**TASK ITEM:**
Would you return the material below exactly, with no line left out?

**DATA:**
::::::
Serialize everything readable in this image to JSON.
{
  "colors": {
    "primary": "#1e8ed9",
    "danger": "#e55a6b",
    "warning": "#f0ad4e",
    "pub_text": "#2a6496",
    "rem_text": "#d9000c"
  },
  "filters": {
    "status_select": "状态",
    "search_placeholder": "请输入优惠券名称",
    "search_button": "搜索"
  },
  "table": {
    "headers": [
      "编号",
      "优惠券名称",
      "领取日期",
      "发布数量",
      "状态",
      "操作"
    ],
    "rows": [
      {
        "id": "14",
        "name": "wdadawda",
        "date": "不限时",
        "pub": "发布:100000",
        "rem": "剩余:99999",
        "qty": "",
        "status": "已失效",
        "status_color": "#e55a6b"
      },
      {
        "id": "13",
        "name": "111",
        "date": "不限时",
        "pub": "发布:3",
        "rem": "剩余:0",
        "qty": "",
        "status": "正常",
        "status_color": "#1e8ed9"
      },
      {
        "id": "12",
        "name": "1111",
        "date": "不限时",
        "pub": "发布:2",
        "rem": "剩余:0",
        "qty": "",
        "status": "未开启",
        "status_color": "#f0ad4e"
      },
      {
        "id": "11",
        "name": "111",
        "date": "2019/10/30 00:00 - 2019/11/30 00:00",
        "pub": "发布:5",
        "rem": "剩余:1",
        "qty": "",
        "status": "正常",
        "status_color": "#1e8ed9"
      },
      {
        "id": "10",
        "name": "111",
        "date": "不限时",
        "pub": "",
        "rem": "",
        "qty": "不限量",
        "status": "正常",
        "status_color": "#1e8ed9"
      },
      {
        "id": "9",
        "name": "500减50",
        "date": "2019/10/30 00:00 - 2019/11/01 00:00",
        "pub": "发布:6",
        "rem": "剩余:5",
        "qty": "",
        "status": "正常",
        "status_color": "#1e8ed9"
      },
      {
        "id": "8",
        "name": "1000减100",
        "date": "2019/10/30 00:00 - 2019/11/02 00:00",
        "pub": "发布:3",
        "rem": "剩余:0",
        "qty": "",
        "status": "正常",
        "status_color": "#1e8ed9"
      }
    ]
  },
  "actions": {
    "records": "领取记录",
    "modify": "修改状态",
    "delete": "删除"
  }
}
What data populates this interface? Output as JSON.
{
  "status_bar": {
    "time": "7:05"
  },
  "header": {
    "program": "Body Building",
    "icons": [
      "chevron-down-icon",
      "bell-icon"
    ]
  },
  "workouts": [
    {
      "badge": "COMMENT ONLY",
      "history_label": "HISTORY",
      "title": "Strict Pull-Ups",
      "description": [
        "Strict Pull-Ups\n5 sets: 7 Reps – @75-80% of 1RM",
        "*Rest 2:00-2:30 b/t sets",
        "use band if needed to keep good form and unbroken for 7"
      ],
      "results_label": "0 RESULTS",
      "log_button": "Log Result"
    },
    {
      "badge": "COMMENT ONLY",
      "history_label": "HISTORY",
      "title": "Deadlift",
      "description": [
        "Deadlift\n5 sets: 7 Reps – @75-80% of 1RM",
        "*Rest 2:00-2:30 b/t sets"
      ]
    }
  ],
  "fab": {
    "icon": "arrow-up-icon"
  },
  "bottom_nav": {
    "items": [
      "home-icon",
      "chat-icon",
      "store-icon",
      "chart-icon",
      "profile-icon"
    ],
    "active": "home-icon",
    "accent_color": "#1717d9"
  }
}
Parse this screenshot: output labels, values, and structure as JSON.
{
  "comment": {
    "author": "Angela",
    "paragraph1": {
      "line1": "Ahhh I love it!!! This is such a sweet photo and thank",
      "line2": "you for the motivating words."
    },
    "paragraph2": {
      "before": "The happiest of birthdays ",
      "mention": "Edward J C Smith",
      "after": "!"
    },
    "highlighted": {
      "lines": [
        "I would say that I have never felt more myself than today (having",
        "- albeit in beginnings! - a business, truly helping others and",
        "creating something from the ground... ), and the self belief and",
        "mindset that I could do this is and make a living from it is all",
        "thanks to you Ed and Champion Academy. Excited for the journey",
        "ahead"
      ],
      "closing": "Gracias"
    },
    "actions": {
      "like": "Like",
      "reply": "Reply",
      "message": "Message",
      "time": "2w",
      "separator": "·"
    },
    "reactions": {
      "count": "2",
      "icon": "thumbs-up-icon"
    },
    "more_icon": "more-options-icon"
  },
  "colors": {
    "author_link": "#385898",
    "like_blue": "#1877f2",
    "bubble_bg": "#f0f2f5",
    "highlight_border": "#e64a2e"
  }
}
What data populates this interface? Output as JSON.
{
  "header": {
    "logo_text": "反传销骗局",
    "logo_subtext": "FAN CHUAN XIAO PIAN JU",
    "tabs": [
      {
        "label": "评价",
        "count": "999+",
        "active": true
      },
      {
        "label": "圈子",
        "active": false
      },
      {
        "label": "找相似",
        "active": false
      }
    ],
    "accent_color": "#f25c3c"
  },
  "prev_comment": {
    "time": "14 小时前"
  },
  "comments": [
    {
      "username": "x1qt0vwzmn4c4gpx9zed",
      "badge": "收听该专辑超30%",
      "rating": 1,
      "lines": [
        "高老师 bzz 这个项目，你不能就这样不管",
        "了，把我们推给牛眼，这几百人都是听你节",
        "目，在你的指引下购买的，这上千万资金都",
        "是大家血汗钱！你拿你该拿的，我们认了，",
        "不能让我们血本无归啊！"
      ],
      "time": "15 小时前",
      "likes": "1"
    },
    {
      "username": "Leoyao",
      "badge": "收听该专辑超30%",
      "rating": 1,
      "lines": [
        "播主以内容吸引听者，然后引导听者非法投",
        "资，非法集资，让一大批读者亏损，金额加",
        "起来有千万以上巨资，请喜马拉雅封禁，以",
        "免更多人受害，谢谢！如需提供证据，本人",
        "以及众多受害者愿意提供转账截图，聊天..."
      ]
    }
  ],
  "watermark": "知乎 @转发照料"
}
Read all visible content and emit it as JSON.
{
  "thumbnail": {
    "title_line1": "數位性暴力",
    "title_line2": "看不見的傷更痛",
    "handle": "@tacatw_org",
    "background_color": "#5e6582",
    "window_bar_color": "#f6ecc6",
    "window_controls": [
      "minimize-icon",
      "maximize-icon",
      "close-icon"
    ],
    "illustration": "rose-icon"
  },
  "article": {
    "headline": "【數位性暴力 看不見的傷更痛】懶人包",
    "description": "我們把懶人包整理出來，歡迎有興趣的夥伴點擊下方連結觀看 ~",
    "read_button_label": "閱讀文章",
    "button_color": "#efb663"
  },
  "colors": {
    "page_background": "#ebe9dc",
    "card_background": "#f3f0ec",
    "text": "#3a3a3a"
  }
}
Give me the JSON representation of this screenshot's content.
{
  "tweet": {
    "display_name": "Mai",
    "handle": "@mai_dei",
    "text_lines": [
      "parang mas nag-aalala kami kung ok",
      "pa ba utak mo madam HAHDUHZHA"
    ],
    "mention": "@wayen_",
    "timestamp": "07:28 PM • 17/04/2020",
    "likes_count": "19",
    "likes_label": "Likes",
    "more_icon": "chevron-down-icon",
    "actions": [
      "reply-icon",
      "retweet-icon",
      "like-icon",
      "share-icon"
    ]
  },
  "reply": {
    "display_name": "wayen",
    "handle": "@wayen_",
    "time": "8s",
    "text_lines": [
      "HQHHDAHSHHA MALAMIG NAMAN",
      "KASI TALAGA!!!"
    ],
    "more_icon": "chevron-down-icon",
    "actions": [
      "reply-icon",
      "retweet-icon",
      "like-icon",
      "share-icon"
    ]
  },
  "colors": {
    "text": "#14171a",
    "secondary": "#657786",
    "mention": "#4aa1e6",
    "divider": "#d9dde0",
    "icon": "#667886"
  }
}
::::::
**TASK RESPONSE:**
Serialize everything readable in this image to JSON.
{
  "colors": {
    "primary": "#1e8ed9",
    "danger": "#e55a6b",
    "warning": "#f0ad4e",
    "pub_text": "#2a6496",
    "rem_text": "#d9000c"
  },
  "filters": {
    "status_select": "状态",
    "search_placeholder": "请输入优惠券名称",
    "search_button": "搜索"
  },
  "table": {
    "headers": [
      "编号",
      "优惠券名称",
      "领取日期",
      "发布数量",
      "状态",
      "操作"
    ],
    "rows": [
      {
        "id": "14",
        "name": "wdadawda",
        "date": "不限时",
        "pub": "发布:100000",
        "rem": "剩余:99999",
        "qty": "",
        "status": "已失效",
        "status_color": "#e55a6b"
      },
      {
        "id": "13",
        "name": "111",
        "date": "不限时",
        "pub": "发布:3",
        "rem": "剩余:0",
        "qty": "",
        "status": "正常",
        "status_color": "#1e8ed9"
      },
      {
        "id": "12",
        "name": "1111",
        "date": "不限时",
        "pub": "发布:2",
        "rem": "剩余:0",
        "qty": "",
        "status": "未开启",
        "status_color": "#f0ad4e"
      },
      {
        "id": "11",
        "name": "111",
        "date": "2019/10/30 00:00 - 2019/11/30 00:00",
        "pub": "发布:5",
        "rem": "剩余:1",
        "qty": "",
        "status": "正常",
        "status_color": "#1e8ed9"
      },
      {
        "id": "10",
        "name": "111",
        "date": "不限时",
        "pub": "",
        "rem": "",
        "qty": "不限量",
        "status": "正常",
        "status_color": "#1e8ed9"
      },
      {
        "id": "9",
        "name": "500减50",
        "date": "2019/10/30 00:00 - 2019/11/01 00:00",
        "pub": "发布:6",
        "rem": "剩余:5",
        "qty": "",
        "status": "正常",
        "status_color": "#1e8ed9"
      },
      {
        "id": "8",
        "name": "1000减100",
        "date": "2019/10/30 00:00 - 2019/11/02 00:00",
        "pub": "发布:3",
        "rem": "剩余:0",
        "qty": "",
        "status": "正常",
        "status_color": "#1e8ed9"
      }
    ]
  },
  "actions": {
    "records": "领取记录",
    "modify": "修改状态",
    "delete": "删除"
  }
}
What data populates this interface? Output as JSON.
{
  "status_bar": {
    "time": "7:05"
  },
  "header": {
    "program": "Body Building",
    "icons": [
      "chevron-down-icon",
      "bell-icon"
    ]
  },
  "workouts": [
    {
      "badge": "COMMENT ONLY",
      "history_label": "HISTORY",
      "title": "Strict Pull-Ups",
      "description": [
        "Strict Pull-Ups\n5 sets: 7 Reps – @75-80% of 1RM",
        "*Rest 2:00-2:30 b/t sets",
        "use band if needed to keep good form and unbroken for 7"
      ],
      "results_label": "0 RESULTS",
      "log_button": "Log Result"
    },
    {
      "badge": "COMMENT ONLY",
      "history_label": "HISTORY",
      "title": "Deadlift",
      "description": [
        "Deadlift\n5 sets: 7 Reps – @75-80% of 1RM",
        "*Rest 2:00-2:30 b/t sets"
      ]
    }
  ],
  "fab": {
    "icon": "arrow-up-icon"
  },
  "bottom_nav": {
    "items": [
      "home-icon",
      "chat-icon",
      "store-icon",
      "chart-icon",
      "profile-icon"
    ],
    "active": "home-icon",
    "accent_color": "#1717d9"
  }
}
Parse this screenshot: output labels, values, and structure as JSON.
{
  "comment": {
    "author": "Angela",
    "paragraph1": {
      "line1": "Ahhh I love it!!! This is such a sweet photo and thank",
      "line2": "you for the motivating words."
    },
    "paragraph2": {
      "before": "The happiest of birthdays ",
      "mention": "Edward J C Smith",
      "after": "!"
    },
    "highlighted": {
      "lines": [
        "I would say that I have never felt more myself than today (having",
        "- albeit in beginnings! - a business, truly helping others and",
        "creating something from the ground... ), and the self belief and",
        "mindset that I could do this is and make a living from it is all",
        "thanks to you Ed and Champion Academy. Excited for the journey",
        "ahead"
      ],
      "closing": "Gracias"
    },
    "actions": {
      "like": "Like",
      "reply": "Reply",
      "message": "Message",
      "time": "2w",
      "separator": "·"
    },
    "reactions": {
      "count": "2",
      "icon": "thumbs-up-icon"
    },
    "more_icon": "more-options-icon"
  },
  "colors": {
    "author_link": "#385898",
    "like_blue": "#1877f2",
    "bubble_bg": "#f0f2f5",
    "highlight_border": "#e64a2e"
  }
}
What data populates this interface? Output as JSON.
{
  "header": {
    "logo_text": "反传销骗局",
    "logo_subtext": "FAN CHUAN XIAO PIAN JU",
    "tabs": [
      {
        "label": "评价",
        "count": "999+",
        "active": true
      },
      {
        "label": "圈子",
        "active": false
      },
      {
        "label": "找相似",
        "active": false
      }
    ],
    "accent_color": "#f25c3c"
  },
  "prev_comment": {
    "time": "14 小时前"
  },
  "comments": [
    {
      "username": "x1qt0vwzmn4c4gpx9zed",
      "badge": "收听该专辑超30%",
      "rating": 1,
      "lines": [
        "高老师 bzz 这个项目，你不能就这样不管",
        "了，把我们推给牛眼，这几百人都是听你节",
        "目，在你的指引下购买的，这上千万资金都",
        "是大家血汗钱！你拿你该拿的，我们认了，",
        "不能让我们血本无归啊！"
      ],
      "time": "15 小时前",
      "likes": "1"
    },
    {
      "username": "Leoyao",
      "badge": "收听该专辑超30%",
      "rating": 1,
      "lines": [
        "播主以内容吸引听者，然后引导听者非法投",
        "资，非法集资，让一大批读者亏损，金额加",
        "起来有千万以上巨资，请喜马拉雅封禁，以",
        "免更多人受害，谢谢！如需提供证据，本人",
        "以及众多受害者愿意提供转账截图，聊天..."
      ]
    }
  ],
  "watermark": "知乎 @转发照料"
}
Read all visible content and emit it as JSON.
{
  "thumbnail": {
    "title_line1": "數位性暴力",
    "title_line2": "看不見的傷更痛",
    "handle": "@tacatw_org",
    "background_color": "#5e6582",
    "window_bar_color": "#f6ecc6",
    "window_controls": [
      "minimize-icon",
      "maximize-icon",
      "close-icon"
    ],
    "illustration": "rose-icon"
  },
  "article": {
    "headline": "【數位性暴力 看不見的傷更痛】懶人包",
    "description": "我們把懶人包整理出來，歡迎有興趣的夥伴點擊下方連結觀看 ~",
    "read_button_label": "閱讀文章",
    "button_color": "#efb663"
  },
  "colors": {
    "page_background": "#ebe9dc",
    "card_background": "#f3f0ec",
    "text": "#3a3a3a"
  }
}
Give me the JSON representation of this screenshot's content.
{
  "tweet": {
    "display_name": "Mai",
    "handle": "@mai_dei",
    "text_lines": [
      "parang mas nag-aalala kami kung ok",
      "pa ba utak mo madam HAHDUHZHA"
    ],
    "mention": "@wayen_",
    "timestamp": "07:28 PM • 17/04/2020",
    "likes_count": "19",
    "likes_label": "Likes",
    "more_icon": "chevron-down-icon",
    "actions": [
      "reply-icon",
      "retweet-icon",
      "like-icon",
      "share-icon"
    ]
  },
  "reply": {
    "display_name": "wayen",
    "handle": "@wayen_",
    "time": "8s",
    "text_lines": [
      "HQHHDAHSHHA MALAMIG NAMAN",
      "KASI TALAGA!!!"
    ],
    "more_icon": "chevron-down-icon",
    "actions": [
      "reply-icon",
      "retweet-icon",
      "like-icon",
      "share-icon"
    ]
  },
  "colors": {
    "text": "#14171a",
    "secondary": "#657786",
    "mention": "#4aa1e6",
    "divider": "#d9dde0",
    "icon": "#667886"
  }
}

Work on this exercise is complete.